WHAT IS REQUIRED - Search the entries for the word "Penjualan" and copy each line that has it.

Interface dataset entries
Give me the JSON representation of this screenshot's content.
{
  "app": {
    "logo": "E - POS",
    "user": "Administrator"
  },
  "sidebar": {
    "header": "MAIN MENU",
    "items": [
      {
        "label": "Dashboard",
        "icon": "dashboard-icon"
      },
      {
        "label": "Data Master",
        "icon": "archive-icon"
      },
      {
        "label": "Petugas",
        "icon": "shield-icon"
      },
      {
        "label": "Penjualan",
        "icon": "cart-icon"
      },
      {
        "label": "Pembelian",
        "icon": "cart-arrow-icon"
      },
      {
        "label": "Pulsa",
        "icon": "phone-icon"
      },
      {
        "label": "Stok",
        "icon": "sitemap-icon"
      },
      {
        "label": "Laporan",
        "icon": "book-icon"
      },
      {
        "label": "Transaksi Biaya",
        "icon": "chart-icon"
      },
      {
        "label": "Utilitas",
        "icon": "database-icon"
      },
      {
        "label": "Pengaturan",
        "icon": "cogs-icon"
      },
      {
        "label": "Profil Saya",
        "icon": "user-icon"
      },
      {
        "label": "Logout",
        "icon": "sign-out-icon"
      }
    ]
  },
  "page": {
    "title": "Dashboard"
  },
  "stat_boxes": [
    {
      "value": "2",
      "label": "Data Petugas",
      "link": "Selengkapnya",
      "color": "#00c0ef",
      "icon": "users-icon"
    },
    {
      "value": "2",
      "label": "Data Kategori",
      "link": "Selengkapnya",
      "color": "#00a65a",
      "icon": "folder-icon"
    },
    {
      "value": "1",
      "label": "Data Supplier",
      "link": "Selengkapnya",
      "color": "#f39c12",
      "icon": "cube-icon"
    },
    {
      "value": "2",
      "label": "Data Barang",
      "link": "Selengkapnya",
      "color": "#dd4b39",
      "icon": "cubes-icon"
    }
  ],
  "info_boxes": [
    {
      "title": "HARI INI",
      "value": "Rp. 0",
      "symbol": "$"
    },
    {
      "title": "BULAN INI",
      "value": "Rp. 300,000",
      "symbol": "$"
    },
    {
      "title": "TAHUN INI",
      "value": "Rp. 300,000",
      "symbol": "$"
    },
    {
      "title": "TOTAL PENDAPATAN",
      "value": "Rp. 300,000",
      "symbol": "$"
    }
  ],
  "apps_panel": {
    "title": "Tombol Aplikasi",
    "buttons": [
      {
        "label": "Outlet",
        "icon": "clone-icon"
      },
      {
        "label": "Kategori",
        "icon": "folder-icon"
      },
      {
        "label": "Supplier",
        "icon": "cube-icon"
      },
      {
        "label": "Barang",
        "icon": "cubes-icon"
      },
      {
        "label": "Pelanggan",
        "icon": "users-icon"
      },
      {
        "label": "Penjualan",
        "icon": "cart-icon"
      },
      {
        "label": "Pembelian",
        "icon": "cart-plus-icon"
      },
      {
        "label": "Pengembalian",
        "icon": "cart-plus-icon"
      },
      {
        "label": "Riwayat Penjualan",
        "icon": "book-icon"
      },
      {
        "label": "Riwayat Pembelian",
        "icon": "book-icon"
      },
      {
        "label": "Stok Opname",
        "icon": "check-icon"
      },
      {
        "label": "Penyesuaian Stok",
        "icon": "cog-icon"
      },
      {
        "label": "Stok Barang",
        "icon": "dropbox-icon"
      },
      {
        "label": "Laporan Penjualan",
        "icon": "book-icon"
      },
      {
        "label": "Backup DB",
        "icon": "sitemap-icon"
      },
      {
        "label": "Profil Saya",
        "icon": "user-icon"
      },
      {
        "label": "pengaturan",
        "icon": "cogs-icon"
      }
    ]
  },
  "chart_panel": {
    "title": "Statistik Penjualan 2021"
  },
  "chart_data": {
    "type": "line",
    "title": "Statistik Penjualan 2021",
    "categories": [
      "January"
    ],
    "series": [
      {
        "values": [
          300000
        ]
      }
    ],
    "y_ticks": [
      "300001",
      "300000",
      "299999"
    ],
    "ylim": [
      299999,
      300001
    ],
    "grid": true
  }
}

RESULT OF THIS EXERCISE -
        "label": "Penjualan",
        "label": "Penjualan",
        "label": "Riwayat Penjualan",
        "label": "Laporan Penjualan",
    "title": "Statistik Penjualan 2021"
    "title": "Statistik Penjualan 2021",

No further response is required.